When hitting the water to fish you have to decide on how you want to fish, do you feel like paddling/peddling whilst trolling a lure, this is a great method to find fish, but for some it’s a little to much like hard work.
There are three more options; you may choose to drift with your bait travelling at the speed of the wind pushing or tide; or you might use a drogue to slow the drift down to a more fish friendly speed while covering lots of ground (a very pleasant method of fishing, and one I do quite often); your third option is to anchor up and fish the area immediately around your kayak.
Anchors come in various sizes, shapes and weights and choosing one that suits your needs for the type of bottom your anchoring in and one that you know your going to get back at the end of the session can be a difficult choice.
Anchoring over sand is relatively easy, there are three main types of anchor to choose from for these conditions, the folding grapnel (which is the most popular choice) folds easily for storage, can be set to trip should it become stuck and is relatively cheap.

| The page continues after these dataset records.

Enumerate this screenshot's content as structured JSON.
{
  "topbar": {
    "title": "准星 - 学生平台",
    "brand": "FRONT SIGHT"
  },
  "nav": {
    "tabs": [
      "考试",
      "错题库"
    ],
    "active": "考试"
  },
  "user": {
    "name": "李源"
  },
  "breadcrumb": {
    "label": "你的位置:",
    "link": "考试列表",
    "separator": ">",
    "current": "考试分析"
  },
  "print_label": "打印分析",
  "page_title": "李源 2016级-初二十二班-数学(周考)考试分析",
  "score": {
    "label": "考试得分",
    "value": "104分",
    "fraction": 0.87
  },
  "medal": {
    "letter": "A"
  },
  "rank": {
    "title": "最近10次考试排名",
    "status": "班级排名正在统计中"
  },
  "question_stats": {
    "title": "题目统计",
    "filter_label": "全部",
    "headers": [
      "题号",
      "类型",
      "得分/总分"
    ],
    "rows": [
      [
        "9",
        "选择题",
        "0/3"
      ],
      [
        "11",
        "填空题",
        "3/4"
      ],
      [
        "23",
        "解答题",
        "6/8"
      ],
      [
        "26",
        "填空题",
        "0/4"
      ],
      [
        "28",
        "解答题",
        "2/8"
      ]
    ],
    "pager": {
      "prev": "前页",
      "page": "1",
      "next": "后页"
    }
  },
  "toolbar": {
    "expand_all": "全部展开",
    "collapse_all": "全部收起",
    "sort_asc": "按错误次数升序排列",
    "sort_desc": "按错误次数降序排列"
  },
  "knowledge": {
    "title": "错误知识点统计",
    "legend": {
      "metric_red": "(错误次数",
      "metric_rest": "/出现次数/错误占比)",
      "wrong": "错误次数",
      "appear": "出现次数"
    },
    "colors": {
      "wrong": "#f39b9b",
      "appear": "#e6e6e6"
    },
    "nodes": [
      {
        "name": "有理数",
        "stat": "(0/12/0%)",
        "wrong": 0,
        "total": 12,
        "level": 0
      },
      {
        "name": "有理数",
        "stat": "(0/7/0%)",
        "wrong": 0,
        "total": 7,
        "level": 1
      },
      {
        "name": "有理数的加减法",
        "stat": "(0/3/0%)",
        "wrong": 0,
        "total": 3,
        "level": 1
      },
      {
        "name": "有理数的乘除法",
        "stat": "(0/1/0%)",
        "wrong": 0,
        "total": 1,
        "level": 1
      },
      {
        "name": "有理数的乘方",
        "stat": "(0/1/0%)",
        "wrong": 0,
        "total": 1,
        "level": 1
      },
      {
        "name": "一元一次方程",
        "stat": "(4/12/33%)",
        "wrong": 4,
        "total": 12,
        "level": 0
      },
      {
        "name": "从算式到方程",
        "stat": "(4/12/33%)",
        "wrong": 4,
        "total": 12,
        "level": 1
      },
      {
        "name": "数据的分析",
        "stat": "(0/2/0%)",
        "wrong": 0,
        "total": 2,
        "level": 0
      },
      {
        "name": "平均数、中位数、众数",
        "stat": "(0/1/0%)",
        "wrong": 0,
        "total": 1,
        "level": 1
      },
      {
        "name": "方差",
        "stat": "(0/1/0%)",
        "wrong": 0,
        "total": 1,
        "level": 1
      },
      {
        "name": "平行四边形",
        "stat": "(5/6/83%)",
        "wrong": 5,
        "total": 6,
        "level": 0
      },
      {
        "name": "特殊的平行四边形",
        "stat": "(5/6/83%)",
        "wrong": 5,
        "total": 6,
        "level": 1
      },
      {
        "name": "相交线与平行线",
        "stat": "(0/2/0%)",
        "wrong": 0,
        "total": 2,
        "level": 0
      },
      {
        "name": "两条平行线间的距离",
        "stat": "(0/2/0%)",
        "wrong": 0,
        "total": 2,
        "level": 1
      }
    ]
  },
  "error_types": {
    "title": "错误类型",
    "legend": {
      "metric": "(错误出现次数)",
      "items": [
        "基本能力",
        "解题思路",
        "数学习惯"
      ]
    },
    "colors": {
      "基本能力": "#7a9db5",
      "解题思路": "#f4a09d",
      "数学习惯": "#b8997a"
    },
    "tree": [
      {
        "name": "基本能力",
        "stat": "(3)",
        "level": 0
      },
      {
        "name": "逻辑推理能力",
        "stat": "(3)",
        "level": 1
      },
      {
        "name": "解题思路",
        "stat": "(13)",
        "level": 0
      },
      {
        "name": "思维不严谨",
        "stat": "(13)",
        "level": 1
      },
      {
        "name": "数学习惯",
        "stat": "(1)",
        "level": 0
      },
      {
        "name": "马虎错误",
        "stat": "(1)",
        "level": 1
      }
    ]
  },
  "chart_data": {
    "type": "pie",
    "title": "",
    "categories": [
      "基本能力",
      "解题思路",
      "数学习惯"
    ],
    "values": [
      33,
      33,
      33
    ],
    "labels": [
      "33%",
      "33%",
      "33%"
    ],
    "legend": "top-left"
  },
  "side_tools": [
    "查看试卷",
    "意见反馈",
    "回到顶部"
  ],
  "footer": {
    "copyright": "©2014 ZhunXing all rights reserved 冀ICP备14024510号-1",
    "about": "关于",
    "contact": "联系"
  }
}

The most popular sizes used are the 0.75 kg and 1.5 kg, both would be used with around a meter of chain to ensure that the anchor lies correctly along the bottom and the tip digs in.
Grapnel anchors: 0.75kg and 1.5kg plus chain
Then we have the Bruce anchor, this is very similar to that used by fishing boats, designed to dig in should you start to drift, again it would be used with at least a metre of chain to ensure the correct angle when deployed. A line can be run from one end of the anchor to the other to allow it to trip should it become stuck. Personally I find these stick a little too well for my liking, but many of my friends love them.
The Danforth. This is another folding anchor, similar to the type used on ships, two large flat pointed blades (flukes) lay flat along the shank of the anchor, on deployment the blades trip and lay at an angle which then digs into the sea floor, again this would be used with chain.
For rocky (rough) ground there is always the problem of getting your anchor back as most designs have a habit of snagging and in mud getting your anchor to stick can also be an issue.
So with this in mind there are a few anchors that kayak angler’s use in the hope that they can get them back and if they can’t, it’s a cheaper option to lose.
Wire grapnels, home made from stiff bendable wire anchors with lead added to add some wait, these are designed so that the wire bends and straightens as you haul your anchor out of the rocks, these work well but not everyone has the tools and materials to make one.
Heavy ground homemade wire grapnel
The mud anchor. Perfect for river, lake, rough ground, mud, can be brought as a 'mushroom' anchor, usually covered in a plastic coating to ensure that they don’t scratch your boat/kayak. Alternatively you can make one very easily. There are two types I have seen used. One is the lighter engineering brick; a rope loop is tied through the central hole so you can tie your anchor line to it. The brick can be covered in gaffer tape to stop it falling apart in the water and also protect your kayak.
Home made mud anchor with anchor line
And finally my favourite the flower pot mud anchor, this consists of a flower pot with a hole drilled centrally in the bottom, an old tent peg bent around and slid into the hole, the round head on the outside of the flowerpot, then simply pour some mixed fence post concrete into the pot making sure the tent peg is central within the pot, the concrete goes off very quickly so you can’t take long filling your pot(s). Once dry cover the base in gaffer tape to ensure that they whole thing is kayak friendly. The great thing with this type of anchor is that you can make lots of different sizes to suit your needs. I recently made a 4 kg one which I would say is perfect for all my saltwater needs; I will be making some lighter ones for freshwater.
Well that’s anchors, which one you choose to use is down to you, just remember to always carry a spare just in case.